physical therapy students and faculty member Jamie Haines, learning is more than the lessons taught in a classroom or lab. It also is about giving back to the community.
One of Haines' class assignments — PT CONECT — did just that last month by providing four weeks of free physical therapy services to community members from the mid-Michigan and Saginaw Bay regions who are managing neurologic conditions.
PT CONECT, which stands for Physical Therapy — Chippewa Outreach in Neurorehabilitation and Education with Community Teams, gave students the chance to work with these volunteers under the close supervision of Haines. Like
CMU's student-managed Hands for Health Clinic, which offers services to the underinsured and uninsured, the assignment was another way for students to put into practice the latest techniques and best practices learned in their classes.
Residents from Saginaw, Midland and Mount Pleasant took advantage of one month of free weekly physical therapy through the program.
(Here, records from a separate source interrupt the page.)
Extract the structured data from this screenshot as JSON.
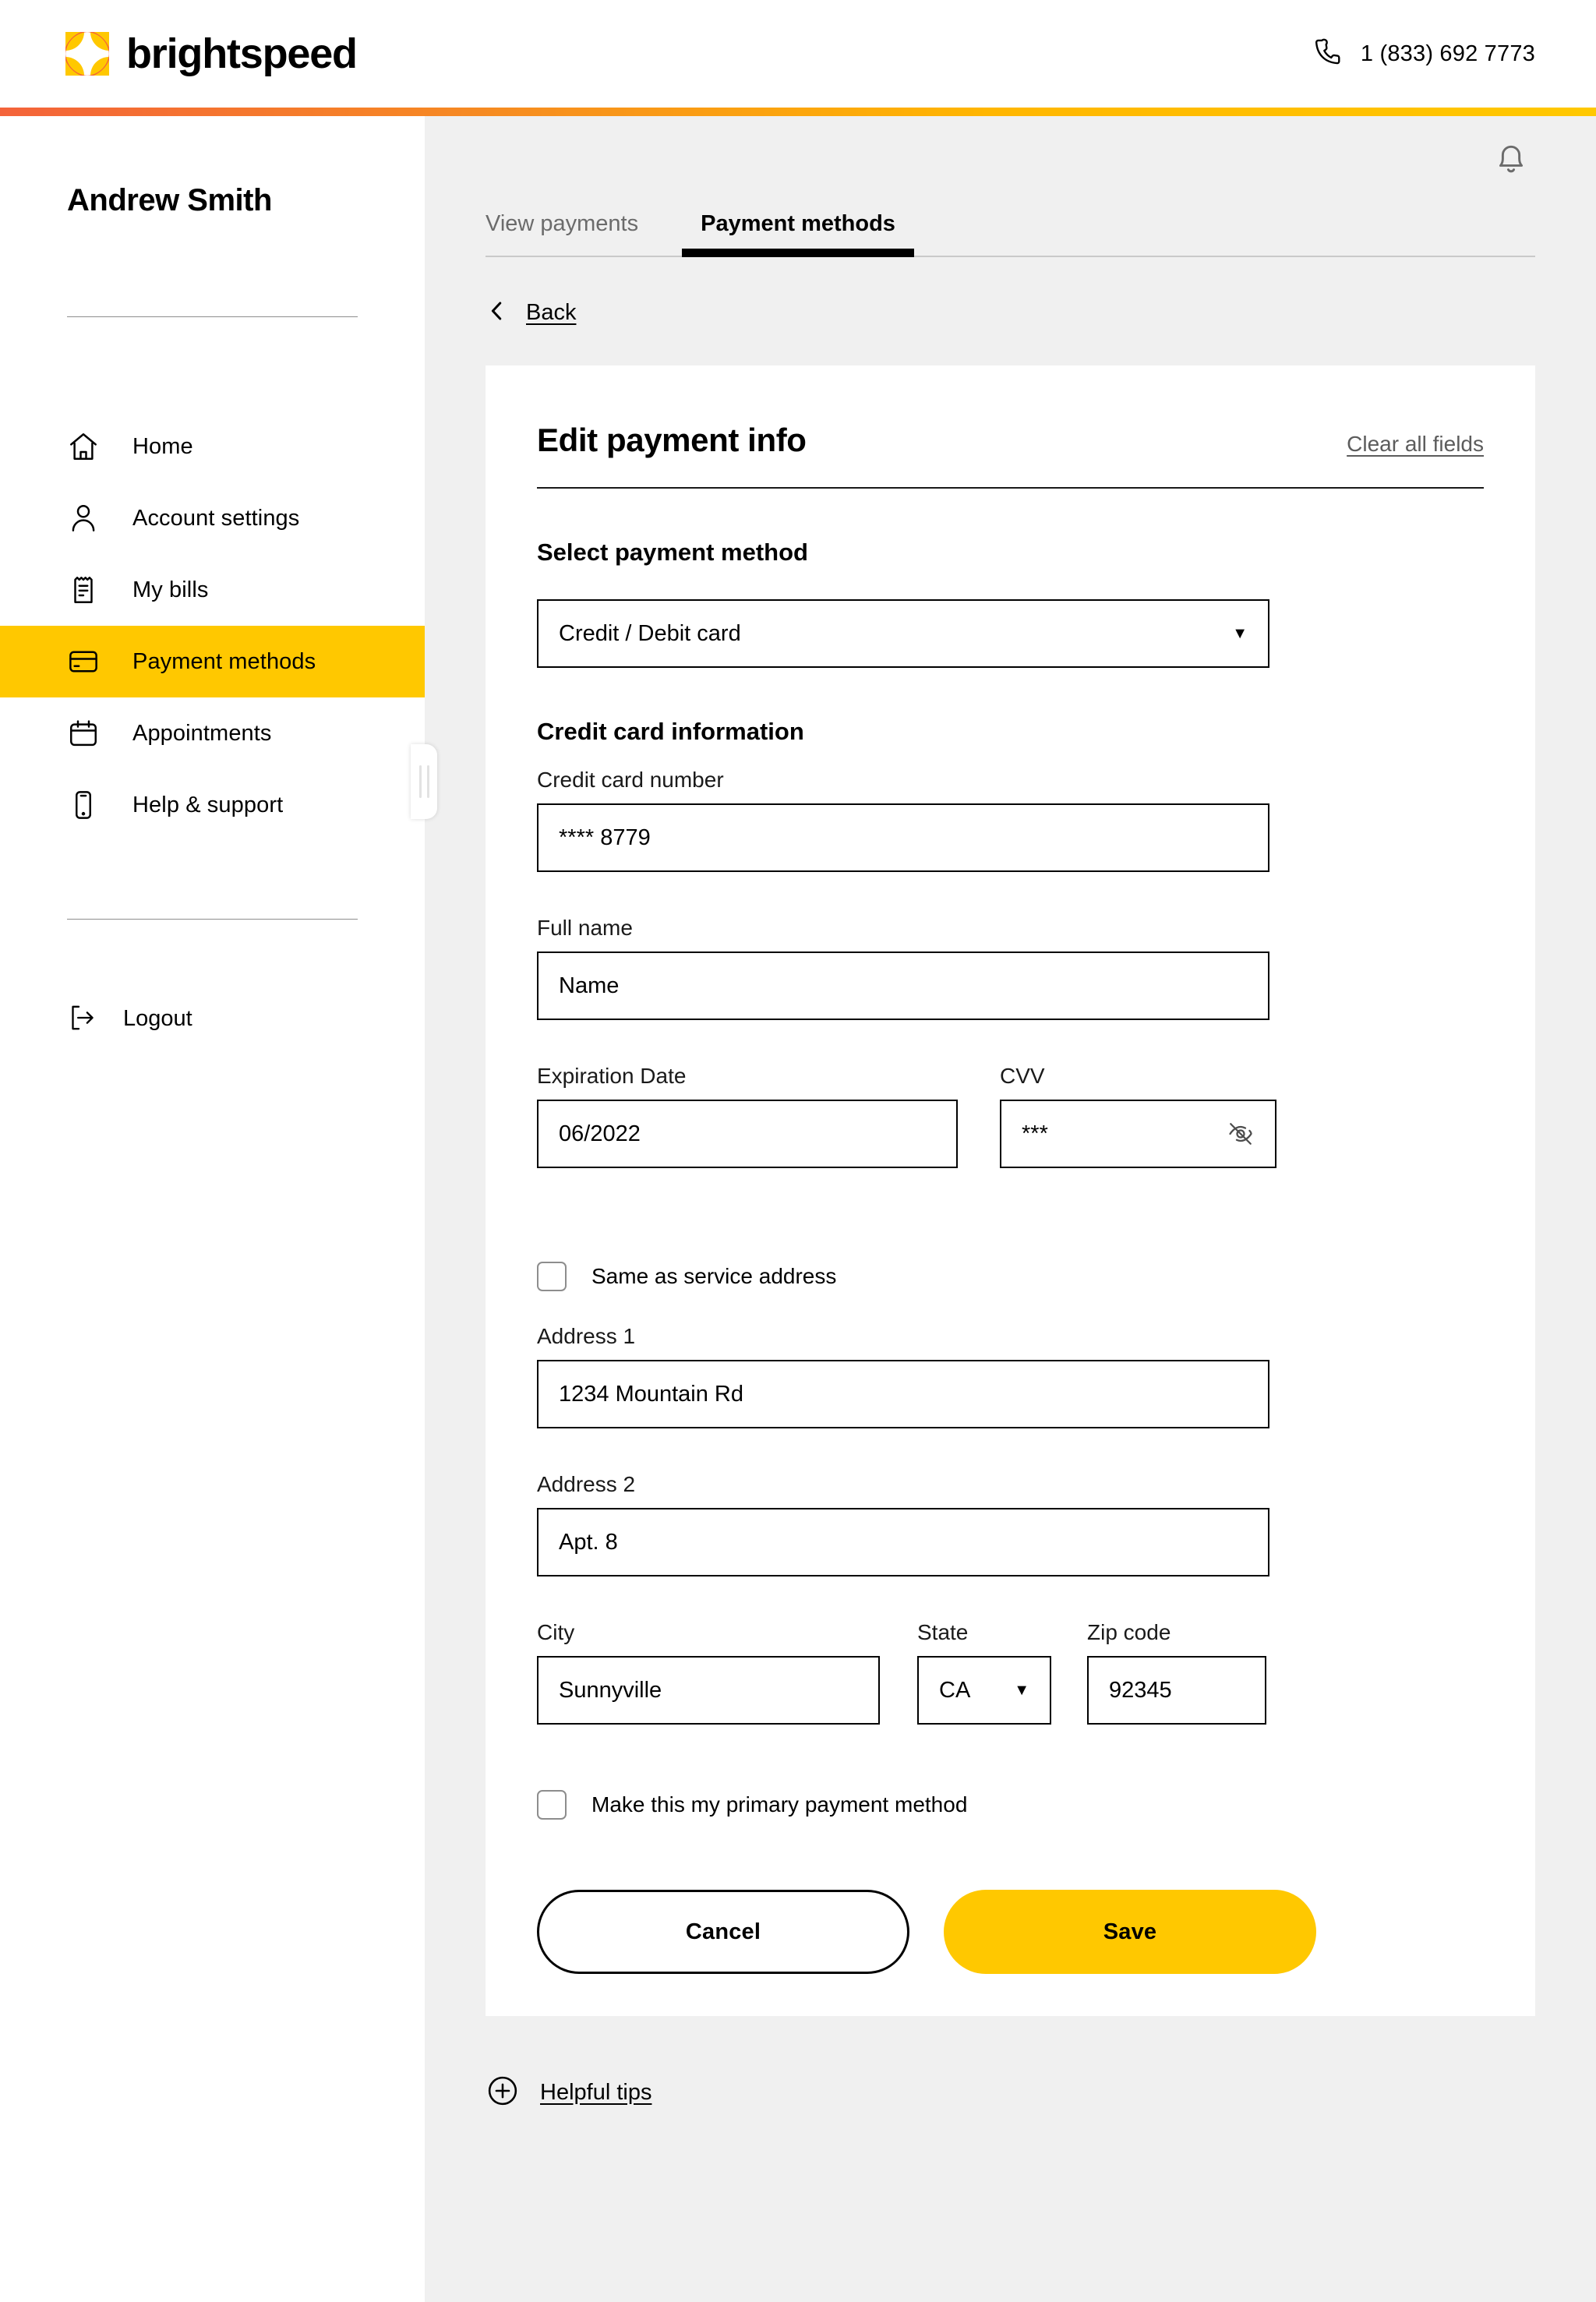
{
  "header": {
    "brand_name": "brightspeed",
    "logo_icon": "brightspeed-logo-icon",
    "phone_icon": "phone-icon",
    "phone_number": "1 (833) 692 7773",
    "accent_gradient_from": "#F4633A",
    "accent_gradient_to": "#FFC800"
  },
  "sidebar": {
    "user_name": "Andrew Smith",
    "items": [
      {
        "label": "Home",
        "icon": "home-icon",
        "active": false
      },
      {
        "label": "Account settings",
        "icon": "user-icon",
        "active": false
      },
      {
        "label": "My bills",
        "icon": "receipt-icon",
        "active": false
      },
      {
        "label": "Payment methods",
        "icon": "credit-card-icon",
        "active": true
      },
      {
        "label": "Appointments",
        "icon": "calendar-icon",
        "active": false
      },
      {
        "label": "Help & support",
        "icon": "mobile-phone-icon",
        "active": false
      }
    ],
    "logout_label": "Logout",
    "logout_icon": "logout-icon",
    "active_highlight_color": "#FFC800",
    "drag_handle_icon": "resize-handle-icon"
  },
  "main": {
    "notifications_icon": "bell-icon",
    "tabs": [
      {
        "label": "View payments",
        "active": false
      },
      {
        "label": "Payment methods",
        "active": true
      }
    ],
    "back_label": "Back",
    "back_icon": "chevron-left-icon",
    "helpful_tips_label": "Helpful tips",
    "helpful_tips_icon": "plus-circle-icon"
  },
  "form": {
    "title": "Edit payment info",
    "clear_all_label": "Clear all fields",
    "select_method_label": "Select payment method",
    "payment_method_value": "Credit / Debit card",
    "payment_method_caret": "chevron-down-icon",
    "credit_section_title": "Credit card information",
    "card_number_label": "Credit card number",
    "card_number_value": "**** 8779",
    "full_name_label": "Full name",
    "full_name_value": "Name",
    "expiration_label": "Expiration Date",
    "expiration_value": "06/2022",
    "cvv_label": "CVV",
    "cvv_value": "***",
    "cvv_toggle_icon": "eye-off-icon",
    "same_address_label": "Same as service address",
    "same_address_checked": false,
    "address1_label": "Address 1",
    "address1_value": "1234 Mountain Rd",
    "address2_label": "Address 2",
    "address2_value": "Apt. 8",
    "city_label": "City",
    "city_value": "Sunnyville",
    "state_label": "State",
    "state_value": "CA",
    "zip_label": "Zip code",
    "zip_value": "92345",
    "primary_method_label": "Make this my primary payment method",
    "primary_method_checked": false,
    "cancel_label": "Cancel",
    "save_label": "Save",
    "save_button_color": "#FFC800"
  }
}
Haines arranged for group transportation for the volunteers, also called community partners, from Saginaw and Midland to the university's Mount Pleasant campus. CMU students and residents in Houghton also participated, bringing the total number of volunteer community partners to 25.
The volunteers' conditions included multiple sclerosis and Parkinson's disease. Some individuals were newly diagnosed and just beginning to understand how to manage their disease, while others have progressed further in their diagnosis and care.
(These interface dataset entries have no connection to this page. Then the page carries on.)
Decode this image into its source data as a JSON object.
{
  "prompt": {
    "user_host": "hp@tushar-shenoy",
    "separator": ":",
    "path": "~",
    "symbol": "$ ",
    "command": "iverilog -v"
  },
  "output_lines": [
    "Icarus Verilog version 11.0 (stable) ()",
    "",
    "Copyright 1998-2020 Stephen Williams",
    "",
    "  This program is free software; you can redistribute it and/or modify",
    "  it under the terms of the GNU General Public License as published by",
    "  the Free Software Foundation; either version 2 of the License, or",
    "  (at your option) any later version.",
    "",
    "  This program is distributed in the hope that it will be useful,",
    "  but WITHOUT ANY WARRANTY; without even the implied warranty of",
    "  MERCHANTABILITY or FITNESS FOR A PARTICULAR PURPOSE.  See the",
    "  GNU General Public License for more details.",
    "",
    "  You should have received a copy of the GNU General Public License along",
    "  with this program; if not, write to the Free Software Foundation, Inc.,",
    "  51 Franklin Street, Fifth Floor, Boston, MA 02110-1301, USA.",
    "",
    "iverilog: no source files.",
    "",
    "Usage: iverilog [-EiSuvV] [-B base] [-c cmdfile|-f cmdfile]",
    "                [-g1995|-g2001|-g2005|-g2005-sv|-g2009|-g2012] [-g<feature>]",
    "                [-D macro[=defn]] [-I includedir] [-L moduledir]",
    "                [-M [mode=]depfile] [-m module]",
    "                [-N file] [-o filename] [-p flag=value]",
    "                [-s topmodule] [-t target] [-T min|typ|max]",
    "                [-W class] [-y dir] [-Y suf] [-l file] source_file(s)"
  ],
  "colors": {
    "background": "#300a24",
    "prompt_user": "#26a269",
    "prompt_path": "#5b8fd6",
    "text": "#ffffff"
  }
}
Haines, who began as an assistant professor in CMU's doctoral program in physical therapy this fall, introduced the new hands-on component to her patient care class after witnessing the impact on students and the community at her former school. Her students were grateful for another chance to put their skills to work.
"I like to be able to practice the things we learn, so I really enjoy this," said Megan Jones, a second-year physical therapy student from Macomb. "It feels good to be able to help people meet goals that help them live the life they want to live."
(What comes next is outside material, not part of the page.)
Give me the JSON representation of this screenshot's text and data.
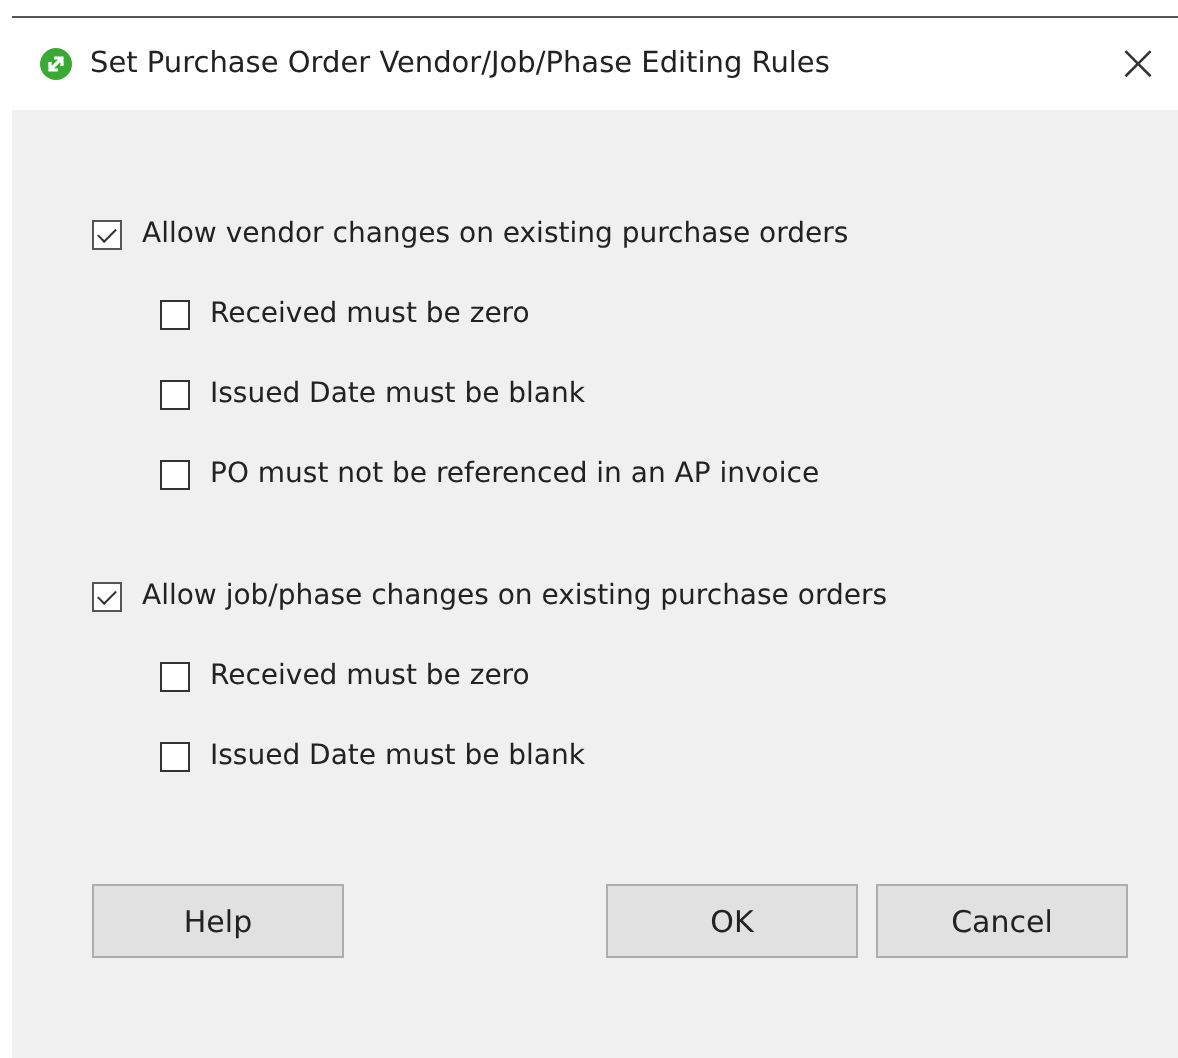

Students taught each community partner physical therapy techniques and power moves, which incorporate big movements and equipment such as boxing gloves to build strength, stability and range of motion. They also provided directions on how to perform the exercises at home.
The community partners said the experience provided them with tools and techniques they will use for the rest of their lives. For the students, it was both a learning experience and the chance to affirm their commitment to helping others.
"Working with our instructor has been amazing given her enthusiasm and passion," said Rachel Michalski, a second-year physical therapy student from Troy. "This experience has given me confidence and excitement about being a physical therapist and working with people who have neurologic disorders."